Would you retype the records below exactly as they appear?
....
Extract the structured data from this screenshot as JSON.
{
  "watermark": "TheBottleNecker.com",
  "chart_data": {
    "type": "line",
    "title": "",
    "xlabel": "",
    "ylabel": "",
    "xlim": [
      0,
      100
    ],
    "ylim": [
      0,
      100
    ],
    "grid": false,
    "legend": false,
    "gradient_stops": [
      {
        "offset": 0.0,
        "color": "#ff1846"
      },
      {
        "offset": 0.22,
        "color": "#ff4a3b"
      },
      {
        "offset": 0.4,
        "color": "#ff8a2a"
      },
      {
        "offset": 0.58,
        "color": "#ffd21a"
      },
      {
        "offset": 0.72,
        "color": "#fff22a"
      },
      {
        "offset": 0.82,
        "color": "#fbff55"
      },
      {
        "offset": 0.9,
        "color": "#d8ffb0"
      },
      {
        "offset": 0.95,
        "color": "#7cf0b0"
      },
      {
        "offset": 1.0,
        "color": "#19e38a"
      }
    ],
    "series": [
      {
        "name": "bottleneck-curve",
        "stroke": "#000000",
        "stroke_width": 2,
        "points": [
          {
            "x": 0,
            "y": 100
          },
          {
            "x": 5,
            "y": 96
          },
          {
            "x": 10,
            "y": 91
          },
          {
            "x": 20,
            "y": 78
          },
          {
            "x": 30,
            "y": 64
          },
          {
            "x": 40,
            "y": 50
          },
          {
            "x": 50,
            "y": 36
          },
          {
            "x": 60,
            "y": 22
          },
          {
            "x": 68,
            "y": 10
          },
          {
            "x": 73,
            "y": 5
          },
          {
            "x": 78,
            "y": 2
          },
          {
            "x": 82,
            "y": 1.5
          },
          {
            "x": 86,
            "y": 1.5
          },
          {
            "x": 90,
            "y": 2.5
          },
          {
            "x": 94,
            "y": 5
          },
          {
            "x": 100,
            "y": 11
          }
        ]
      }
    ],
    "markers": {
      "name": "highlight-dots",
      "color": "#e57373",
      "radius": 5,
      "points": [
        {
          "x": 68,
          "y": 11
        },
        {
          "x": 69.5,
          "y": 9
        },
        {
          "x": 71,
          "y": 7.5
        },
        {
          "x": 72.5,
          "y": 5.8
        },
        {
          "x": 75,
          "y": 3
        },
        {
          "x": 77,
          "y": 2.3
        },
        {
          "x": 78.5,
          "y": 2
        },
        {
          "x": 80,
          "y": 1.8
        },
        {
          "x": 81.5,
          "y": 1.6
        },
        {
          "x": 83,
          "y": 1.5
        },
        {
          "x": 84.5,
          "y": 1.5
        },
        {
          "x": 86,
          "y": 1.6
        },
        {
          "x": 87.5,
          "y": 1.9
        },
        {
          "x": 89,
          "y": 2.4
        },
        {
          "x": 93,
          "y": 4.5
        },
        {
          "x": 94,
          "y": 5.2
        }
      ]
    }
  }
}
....
**Task answer**
Extract the structured data from this screenshot as JSON.
{
  "watermark": "TheBottleNecker.com",
  "chart_data": {
    "type": "line",
    "title": "",
    "xlabel": "",
    "ylabel": "",
    "xlim": [
      0,
      100
    ],
    "ylim": [
      0,
      100
    ],
    "grid": false,
    "legend": false,
    "gradient_stops": [
      {
        "offset": 0.0,
        "color": "#ff1846"
      },
      {
        "offset": 0.22,
        "color": "#ff4a3b"
      },
      {
        "offset": 0.4,
        "color": "#ff8a2a"
      },
      {
        "offset": 0.58,
        "color": "#ffd21a"
      },
      {
        "offset": 0.72,
        "color": "#fff22a"
      },
      {
        "offset": 0.82,
        "color": "#fbff55"
      },
      {
        "offset": 0.9,
        "color": "#d8ffb0"
      },
      {
        "offset": 0.95,
        "color": "#7cf0b0"
      },
      {
        "offset": 1.0,
        "color": "#19e38a"
      }
    ],
    "series": [
      {
        "name": "bottleneck-curve",
        "stroke": "#000000",
        "stroke_width": 2,
        "points": [
          {
            "x": 0,
            "y": 100
          },
          {
            "x": 5,
            "y": 96
          },
          {
            "x": 10,
            "y": 91
          },
          {
            "x": 20,
            "y": 78
          },
          {
            "x": 30,
            "y": 64
          },
          {
            "x": 40,
            "y": 50
          },
          {
            "x": 50,
            "y": 36
          },
          {
            "x": 60,
            "y": 22
          },
          {
            "x": 68,
            "y": 10
          },
          {
            "x": 73,
            "y": 5
          },
          {
            "x": 78,
            "y": 2
          },
          {
            "x": 82,
            "y": 1.5
          },
          {
            "x": 86,
            "y": 1.5
          },
          {
            "x": 90,
            "y": 2.5
          },
          {
            "x": 94,
            "y": 5
          },
          {
            "x": 100,
            "y": 11
          }
        ]
      }
    ],
    "markers": {
      "name": "highlight-dots",
      "color": "#e57373",
      "radius": 5,
      "points": [
        {
          "x": 68,
          "y": 11
        },
        {
          "x": 69.5,
          "y": 9
        },
        {
          "x": 71,
          "y": 7.5
        },
        {
          "x": 72.5,
          "y": 5.8
        },
        {
          "x": 75,
          "y": 3
        },
        {
          "x": 77,
          "y": 2.3
        },
        {
          "x": 78.5,
          "y": 2
        },
        {
          "x": 80,
          "y": 1.8
        },
        {
          "x": 81.5,
          "y": 1.6
        },
        {
          "x": 83,
          "y": 1.5
        },
        {
          "x": 84.5,
          "y": 1.5
        },
        {
          "x": 86,
          "y": 1.6
        },
        {
          "x": 87.5,
          "y": 1.9
        },
        {
          "x": 89,
          "y": 2.4
        },
        {
          "x": 93,
          "y": 4.5
        },
        {
          "x": 94,
          "y": 5.2
        }
      ]
    }
  }
}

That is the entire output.